== What you are asked to do ==
Go through the records below and copy out every line that contains the word "user".
______________________________
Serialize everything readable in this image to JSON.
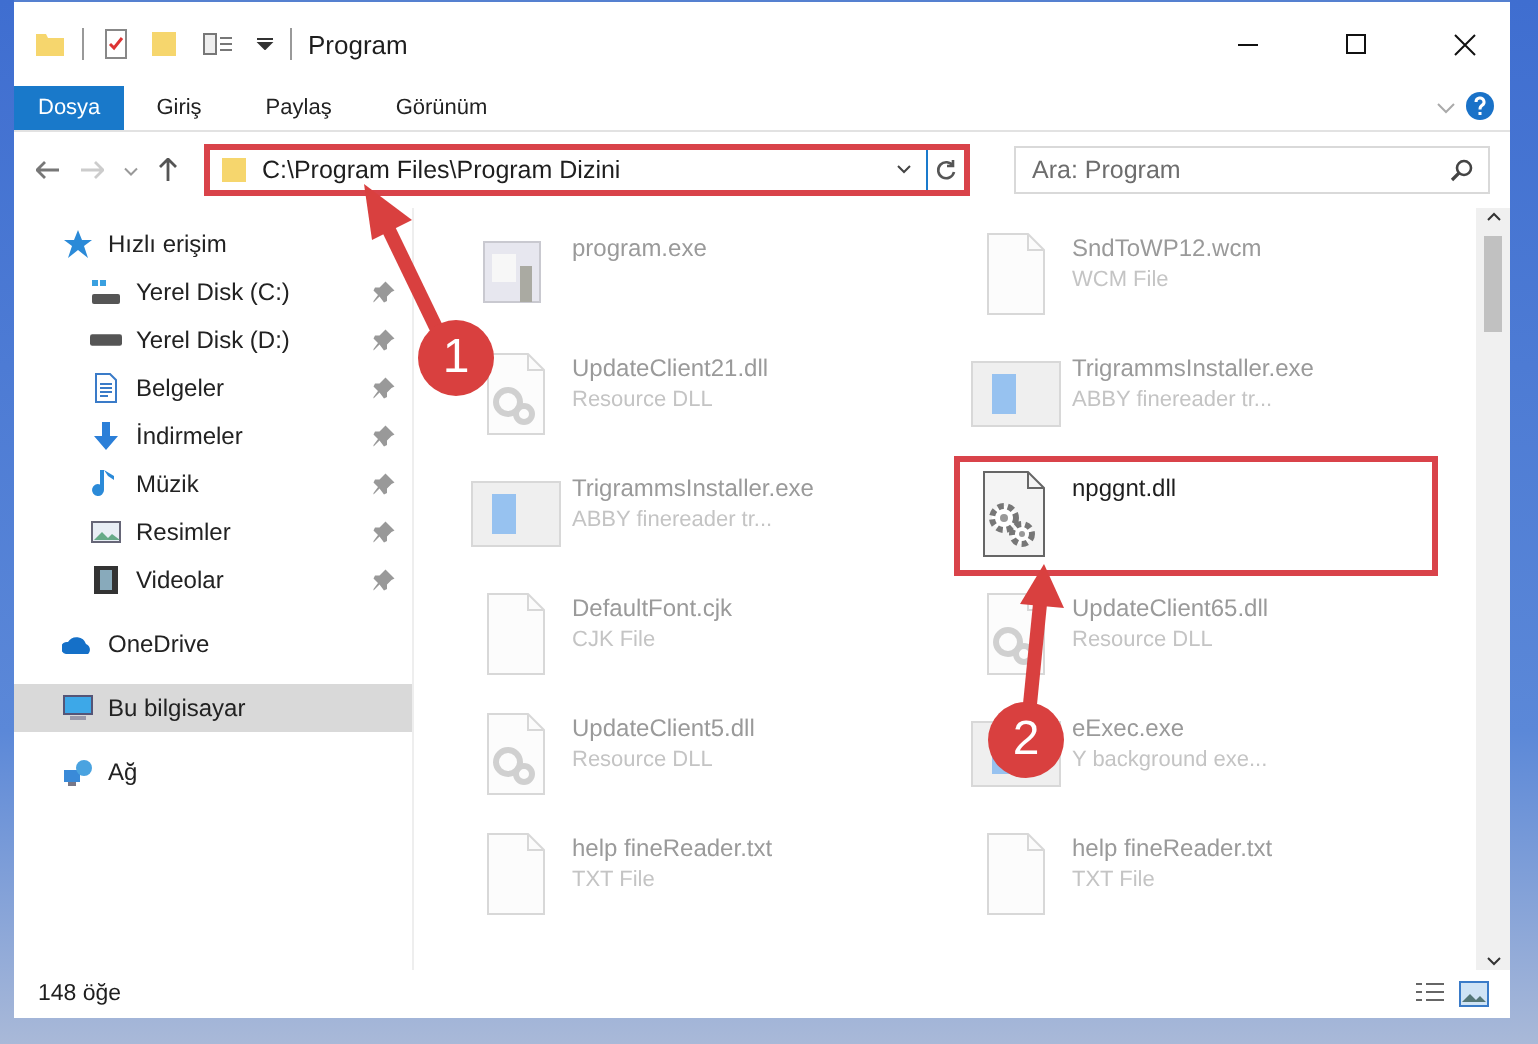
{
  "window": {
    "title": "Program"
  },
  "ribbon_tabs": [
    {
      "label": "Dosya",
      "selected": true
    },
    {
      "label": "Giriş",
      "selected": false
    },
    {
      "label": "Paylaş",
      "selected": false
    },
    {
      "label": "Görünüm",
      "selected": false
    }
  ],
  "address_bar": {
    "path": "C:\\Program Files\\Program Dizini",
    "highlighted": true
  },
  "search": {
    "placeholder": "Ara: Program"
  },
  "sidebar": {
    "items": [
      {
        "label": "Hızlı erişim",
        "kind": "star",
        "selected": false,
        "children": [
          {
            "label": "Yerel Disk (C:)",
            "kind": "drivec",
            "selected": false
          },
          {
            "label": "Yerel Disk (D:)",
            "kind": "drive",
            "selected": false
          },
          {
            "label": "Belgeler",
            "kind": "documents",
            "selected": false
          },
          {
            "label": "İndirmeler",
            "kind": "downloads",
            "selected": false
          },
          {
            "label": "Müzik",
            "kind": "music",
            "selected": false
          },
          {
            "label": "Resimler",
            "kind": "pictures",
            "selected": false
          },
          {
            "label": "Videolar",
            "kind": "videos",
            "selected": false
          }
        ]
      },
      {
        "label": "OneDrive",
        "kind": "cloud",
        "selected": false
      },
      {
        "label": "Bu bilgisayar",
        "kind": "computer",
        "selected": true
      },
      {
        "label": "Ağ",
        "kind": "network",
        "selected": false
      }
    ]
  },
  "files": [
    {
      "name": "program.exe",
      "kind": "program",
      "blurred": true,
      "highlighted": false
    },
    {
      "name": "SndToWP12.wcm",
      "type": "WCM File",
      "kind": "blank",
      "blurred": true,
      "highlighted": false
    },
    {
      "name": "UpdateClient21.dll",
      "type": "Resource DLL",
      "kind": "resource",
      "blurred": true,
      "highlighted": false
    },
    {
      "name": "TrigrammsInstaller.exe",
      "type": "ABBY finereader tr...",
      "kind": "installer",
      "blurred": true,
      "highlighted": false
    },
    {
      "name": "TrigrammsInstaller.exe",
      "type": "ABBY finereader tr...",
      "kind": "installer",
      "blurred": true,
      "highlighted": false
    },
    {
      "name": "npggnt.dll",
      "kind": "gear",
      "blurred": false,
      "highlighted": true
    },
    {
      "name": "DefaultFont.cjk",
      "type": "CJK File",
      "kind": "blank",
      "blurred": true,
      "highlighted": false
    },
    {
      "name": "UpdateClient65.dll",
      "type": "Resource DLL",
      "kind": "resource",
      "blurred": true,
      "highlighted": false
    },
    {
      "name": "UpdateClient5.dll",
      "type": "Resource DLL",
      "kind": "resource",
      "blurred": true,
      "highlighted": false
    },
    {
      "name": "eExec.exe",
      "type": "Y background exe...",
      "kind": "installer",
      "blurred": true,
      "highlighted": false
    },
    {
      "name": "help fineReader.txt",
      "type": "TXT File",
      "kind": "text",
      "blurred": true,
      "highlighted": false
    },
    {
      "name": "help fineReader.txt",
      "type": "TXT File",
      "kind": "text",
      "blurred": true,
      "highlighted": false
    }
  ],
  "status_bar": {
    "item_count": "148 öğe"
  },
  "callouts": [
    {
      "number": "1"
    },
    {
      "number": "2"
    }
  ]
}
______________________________
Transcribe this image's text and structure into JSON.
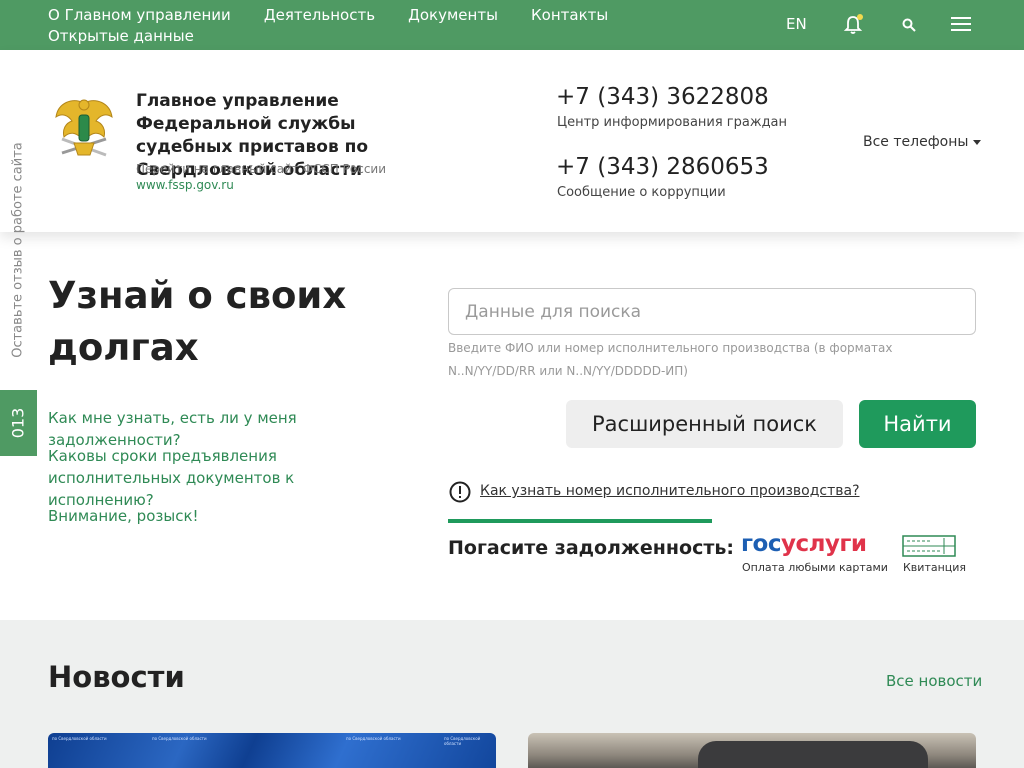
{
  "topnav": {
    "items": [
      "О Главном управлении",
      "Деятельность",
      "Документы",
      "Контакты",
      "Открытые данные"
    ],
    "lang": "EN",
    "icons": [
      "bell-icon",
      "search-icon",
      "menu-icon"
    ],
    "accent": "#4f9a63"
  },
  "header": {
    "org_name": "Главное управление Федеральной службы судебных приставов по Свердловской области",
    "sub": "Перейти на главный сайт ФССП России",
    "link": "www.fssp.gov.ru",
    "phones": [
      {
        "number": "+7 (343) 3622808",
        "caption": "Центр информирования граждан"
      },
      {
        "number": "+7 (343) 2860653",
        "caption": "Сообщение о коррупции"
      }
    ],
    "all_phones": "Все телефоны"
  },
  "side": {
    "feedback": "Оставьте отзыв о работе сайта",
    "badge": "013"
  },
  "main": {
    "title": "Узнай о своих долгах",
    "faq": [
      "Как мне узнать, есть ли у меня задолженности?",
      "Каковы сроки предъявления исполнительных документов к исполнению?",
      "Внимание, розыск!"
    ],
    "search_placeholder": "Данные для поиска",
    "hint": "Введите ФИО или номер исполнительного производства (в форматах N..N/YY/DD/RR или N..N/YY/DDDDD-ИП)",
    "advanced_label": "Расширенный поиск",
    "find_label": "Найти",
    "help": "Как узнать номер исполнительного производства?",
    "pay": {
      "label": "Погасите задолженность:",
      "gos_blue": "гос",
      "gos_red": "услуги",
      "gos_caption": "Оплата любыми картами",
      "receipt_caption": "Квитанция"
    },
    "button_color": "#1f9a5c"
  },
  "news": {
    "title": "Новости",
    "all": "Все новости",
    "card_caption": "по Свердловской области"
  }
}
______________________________
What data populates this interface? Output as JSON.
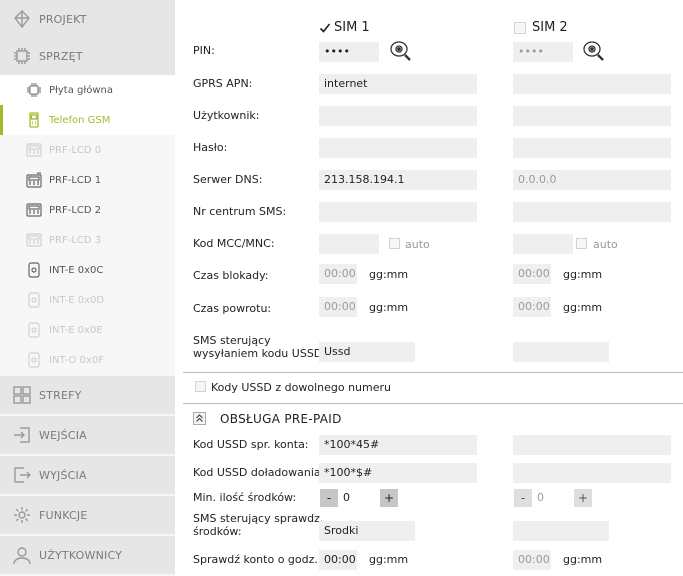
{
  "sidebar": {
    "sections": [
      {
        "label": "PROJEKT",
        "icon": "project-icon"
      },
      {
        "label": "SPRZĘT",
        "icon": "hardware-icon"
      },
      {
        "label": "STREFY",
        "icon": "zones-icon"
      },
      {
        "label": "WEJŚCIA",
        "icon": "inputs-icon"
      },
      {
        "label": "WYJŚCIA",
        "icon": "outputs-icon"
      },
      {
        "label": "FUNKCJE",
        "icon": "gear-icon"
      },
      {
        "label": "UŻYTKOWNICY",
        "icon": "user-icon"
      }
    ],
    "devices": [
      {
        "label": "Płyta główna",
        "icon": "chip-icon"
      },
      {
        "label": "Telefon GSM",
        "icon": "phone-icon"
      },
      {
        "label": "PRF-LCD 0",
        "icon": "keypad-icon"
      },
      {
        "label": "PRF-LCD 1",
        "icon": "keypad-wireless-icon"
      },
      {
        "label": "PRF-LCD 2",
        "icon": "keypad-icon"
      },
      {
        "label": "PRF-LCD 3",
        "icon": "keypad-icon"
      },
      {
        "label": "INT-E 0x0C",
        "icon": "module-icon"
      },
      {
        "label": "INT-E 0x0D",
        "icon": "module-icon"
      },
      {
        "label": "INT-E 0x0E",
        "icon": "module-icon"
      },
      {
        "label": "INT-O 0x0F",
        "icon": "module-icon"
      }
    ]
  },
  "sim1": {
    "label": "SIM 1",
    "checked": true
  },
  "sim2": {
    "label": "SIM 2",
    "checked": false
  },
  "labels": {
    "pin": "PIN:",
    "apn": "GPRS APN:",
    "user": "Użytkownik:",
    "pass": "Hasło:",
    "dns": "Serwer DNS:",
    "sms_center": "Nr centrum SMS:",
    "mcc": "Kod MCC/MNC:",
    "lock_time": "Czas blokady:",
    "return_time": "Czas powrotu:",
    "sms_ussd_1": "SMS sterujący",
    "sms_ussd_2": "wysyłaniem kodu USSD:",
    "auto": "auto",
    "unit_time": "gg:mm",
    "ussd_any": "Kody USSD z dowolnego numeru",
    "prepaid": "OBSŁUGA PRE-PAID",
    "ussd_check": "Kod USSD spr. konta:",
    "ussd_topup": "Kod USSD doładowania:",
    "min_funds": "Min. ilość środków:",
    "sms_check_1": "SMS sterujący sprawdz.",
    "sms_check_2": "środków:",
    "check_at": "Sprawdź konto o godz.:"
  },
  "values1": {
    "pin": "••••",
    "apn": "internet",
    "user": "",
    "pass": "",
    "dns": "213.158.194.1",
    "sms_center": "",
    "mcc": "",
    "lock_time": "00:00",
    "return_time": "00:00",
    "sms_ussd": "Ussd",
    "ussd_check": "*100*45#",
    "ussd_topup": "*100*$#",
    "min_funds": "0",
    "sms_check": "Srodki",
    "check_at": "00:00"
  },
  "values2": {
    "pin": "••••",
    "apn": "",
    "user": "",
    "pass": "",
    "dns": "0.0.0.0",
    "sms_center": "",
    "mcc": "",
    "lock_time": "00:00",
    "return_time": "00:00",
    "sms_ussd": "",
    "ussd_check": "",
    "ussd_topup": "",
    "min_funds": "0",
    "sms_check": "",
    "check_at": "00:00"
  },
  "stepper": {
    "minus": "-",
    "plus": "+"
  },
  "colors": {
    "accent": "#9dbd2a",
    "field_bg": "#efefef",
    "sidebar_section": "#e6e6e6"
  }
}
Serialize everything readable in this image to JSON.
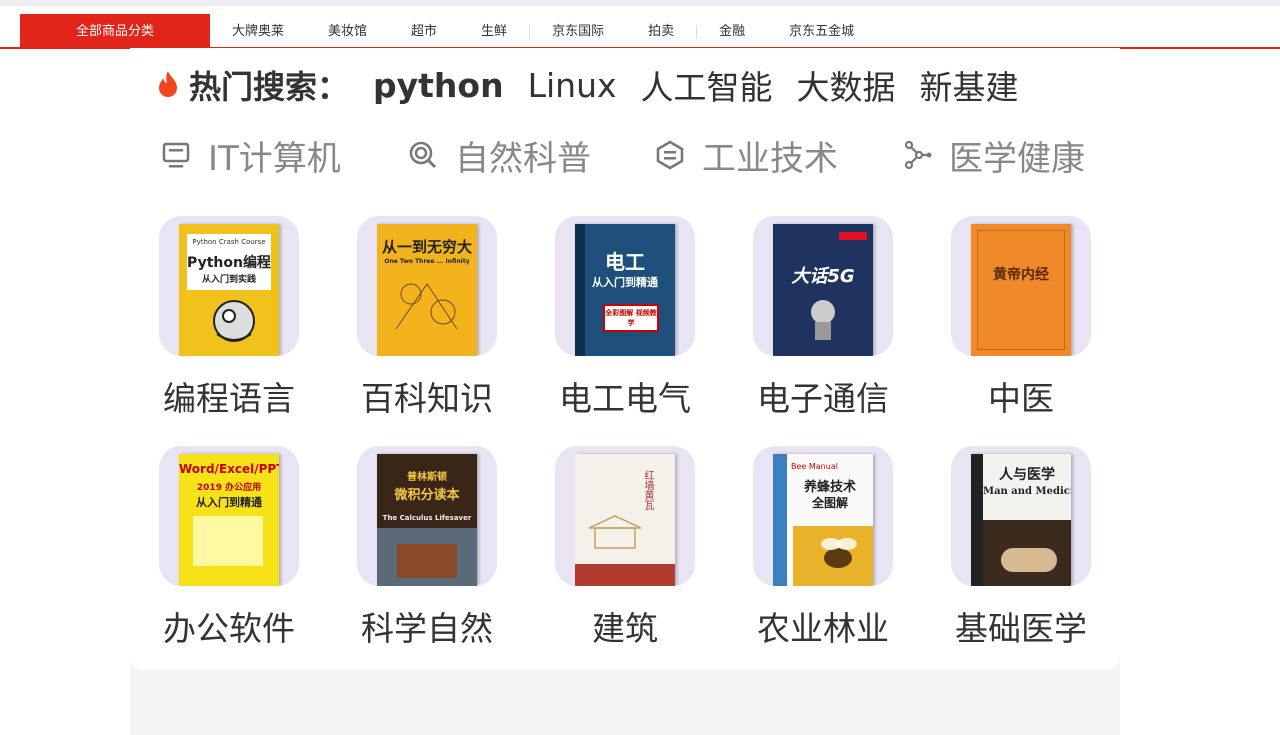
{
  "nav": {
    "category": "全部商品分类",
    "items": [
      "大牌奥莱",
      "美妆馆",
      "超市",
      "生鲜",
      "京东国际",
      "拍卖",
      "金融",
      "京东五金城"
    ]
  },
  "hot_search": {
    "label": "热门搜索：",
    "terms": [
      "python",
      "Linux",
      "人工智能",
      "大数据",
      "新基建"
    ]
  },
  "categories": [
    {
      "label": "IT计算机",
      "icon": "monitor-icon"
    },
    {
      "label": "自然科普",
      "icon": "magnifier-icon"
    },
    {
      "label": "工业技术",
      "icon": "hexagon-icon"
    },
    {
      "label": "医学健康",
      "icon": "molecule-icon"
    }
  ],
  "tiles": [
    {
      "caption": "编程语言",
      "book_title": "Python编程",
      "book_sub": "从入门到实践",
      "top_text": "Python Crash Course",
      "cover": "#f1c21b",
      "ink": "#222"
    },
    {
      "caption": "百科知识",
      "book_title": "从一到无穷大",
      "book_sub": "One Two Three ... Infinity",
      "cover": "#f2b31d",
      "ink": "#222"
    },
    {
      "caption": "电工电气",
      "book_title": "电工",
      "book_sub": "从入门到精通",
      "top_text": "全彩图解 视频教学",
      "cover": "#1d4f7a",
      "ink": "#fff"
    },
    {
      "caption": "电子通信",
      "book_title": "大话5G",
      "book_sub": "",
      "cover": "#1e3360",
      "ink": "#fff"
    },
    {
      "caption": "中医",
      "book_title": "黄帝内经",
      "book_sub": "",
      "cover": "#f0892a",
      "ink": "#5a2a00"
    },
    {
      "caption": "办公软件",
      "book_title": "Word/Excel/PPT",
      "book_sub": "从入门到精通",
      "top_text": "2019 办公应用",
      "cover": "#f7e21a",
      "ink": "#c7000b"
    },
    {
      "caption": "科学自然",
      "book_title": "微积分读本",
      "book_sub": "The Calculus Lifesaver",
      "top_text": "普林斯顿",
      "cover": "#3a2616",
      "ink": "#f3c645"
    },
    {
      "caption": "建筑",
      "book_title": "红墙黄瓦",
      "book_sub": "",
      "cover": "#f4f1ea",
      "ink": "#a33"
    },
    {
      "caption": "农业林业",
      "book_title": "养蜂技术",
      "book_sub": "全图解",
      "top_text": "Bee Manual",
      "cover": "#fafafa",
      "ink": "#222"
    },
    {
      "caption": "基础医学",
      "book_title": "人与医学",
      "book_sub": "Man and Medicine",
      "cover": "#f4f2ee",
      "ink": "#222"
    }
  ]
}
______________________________
== Response below ==
        "icon": "user-icon"
    "user": "Użytkownik:",
    "user": "",
    "user": "",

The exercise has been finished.